***** Raw data *****

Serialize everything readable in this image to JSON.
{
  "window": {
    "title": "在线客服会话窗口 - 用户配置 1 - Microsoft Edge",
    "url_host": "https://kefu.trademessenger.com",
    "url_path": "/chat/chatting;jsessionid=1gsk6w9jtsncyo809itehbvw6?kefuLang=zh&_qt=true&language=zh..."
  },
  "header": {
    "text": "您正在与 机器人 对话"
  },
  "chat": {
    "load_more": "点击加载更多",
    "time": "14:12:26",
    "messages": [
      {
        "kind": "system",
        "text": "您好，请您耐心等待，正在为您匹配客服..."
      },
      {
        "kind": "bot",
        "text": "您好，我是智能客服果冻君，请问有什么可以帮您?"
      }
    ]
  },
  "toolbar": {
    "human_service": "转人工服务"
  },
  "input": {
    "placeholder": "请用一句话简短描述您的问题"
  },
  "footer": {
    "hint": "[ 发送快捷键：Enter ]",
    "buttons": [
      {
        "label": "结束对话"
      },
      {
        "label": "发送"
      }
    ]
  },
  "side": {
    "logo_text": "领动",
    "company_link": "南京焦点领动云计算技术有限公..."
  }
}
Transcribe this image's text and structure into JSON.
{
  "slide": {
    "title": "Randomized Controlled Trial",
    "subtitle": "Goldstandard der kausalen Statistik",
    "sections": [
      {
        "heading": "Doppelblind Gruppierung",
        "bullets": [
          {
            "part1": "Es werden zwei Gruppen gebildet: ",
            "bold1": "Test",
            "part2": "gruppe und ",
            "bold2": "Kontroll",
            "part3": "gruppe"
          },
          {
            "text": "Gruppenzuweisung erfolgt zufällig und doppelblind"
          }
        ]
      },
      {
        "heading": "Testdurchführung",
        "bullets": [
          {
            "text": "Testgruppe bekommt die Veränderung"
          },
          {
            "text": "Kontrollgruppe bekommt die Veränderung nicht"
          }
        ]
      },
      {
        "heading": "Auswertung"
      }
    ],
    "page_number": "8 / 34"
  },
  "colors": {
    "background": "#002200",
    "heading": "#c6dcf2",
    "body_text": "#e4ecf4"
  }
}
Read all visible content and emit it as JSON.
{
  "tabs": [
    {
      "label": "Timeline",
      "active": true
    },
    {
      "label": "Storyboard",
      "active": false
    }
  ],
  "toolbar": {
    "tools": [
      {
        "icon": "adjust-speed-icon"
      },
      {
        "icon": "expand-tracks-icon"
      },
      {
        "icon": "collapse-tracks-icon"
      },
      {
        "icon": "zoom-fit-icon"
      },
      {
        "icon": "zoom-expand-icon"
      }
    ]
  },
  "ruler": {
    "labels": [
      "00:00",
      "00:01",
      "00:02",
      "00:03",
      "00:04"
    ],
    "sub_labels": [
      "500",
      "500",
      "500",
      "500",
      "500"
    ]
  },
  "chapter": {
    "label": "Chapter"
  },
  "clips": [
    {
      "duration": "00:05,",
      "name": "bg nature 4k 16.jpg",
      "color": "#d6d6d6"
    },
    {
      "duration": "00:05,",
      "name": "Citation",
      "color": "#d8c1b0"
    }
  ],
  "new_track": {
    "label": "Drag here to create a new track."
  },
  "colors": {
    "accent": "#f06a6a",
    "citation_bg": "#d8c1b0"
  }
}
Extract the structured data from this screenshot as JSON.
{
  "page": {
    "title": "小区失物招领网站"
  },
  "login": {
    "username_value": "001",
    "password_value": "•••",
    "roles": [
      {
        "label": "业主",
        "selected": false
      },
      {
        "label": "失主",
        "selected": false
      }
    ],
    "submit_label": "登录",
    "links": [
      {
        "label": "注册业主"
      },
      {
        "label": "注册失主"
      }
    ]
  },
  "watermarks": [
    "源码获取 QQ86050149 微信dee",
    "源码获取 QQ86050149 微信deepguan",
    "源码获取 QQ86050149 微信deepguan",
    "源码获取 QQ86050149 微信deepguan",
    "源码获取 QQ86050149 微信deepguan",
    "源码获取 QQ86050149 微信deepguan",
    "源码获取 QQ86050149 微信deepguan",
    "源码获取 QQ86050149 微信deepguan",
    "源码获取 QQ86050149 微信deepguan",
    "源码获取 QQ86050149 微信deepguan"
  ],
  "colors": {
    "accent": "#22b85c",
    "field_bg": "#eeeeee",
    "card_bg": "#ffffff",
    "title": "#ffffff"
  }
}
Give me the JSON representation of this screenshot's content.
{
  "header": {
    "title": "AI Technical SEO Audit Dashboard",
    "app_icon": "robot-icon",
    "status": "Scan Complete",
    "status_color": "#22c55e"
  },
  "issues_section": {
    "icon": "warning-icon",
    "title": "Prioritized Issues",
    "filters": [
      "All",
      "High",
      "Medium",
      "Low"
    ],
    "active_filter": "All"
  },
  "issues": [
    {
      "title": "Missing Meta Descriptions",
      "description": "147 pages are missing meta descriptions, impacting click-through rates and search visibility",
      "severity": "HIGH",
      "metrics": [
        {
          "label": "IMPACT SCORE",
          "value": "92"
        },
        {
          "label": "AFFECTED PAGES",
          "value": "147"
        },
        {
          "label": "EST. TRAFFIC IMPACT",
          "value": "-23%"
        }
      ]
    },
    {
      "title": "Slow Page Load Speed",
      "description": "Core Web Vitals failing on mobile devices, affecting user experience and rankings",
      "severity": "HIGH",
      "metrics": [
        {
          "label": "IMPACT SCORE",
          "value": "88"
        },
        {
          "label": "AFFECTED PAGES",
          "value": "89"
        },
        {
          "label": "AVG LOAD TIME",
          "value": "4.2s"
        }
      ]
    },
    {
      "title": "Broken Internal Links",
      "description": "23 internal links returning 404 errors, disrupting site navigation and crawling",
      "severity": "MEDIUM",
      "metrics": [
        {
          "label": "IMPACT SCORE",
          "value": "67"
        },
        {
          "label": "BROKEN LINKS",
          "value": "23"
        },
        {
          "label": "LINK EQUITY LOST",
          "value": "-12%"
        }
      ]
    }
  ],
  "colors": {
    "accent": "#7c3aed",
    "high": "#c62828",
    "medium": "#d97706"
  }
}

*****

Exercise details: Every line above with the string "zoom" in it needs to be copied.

Task result:
        "icon": "zoom-fit-icon"
        "icon": "zoom-expand-icon"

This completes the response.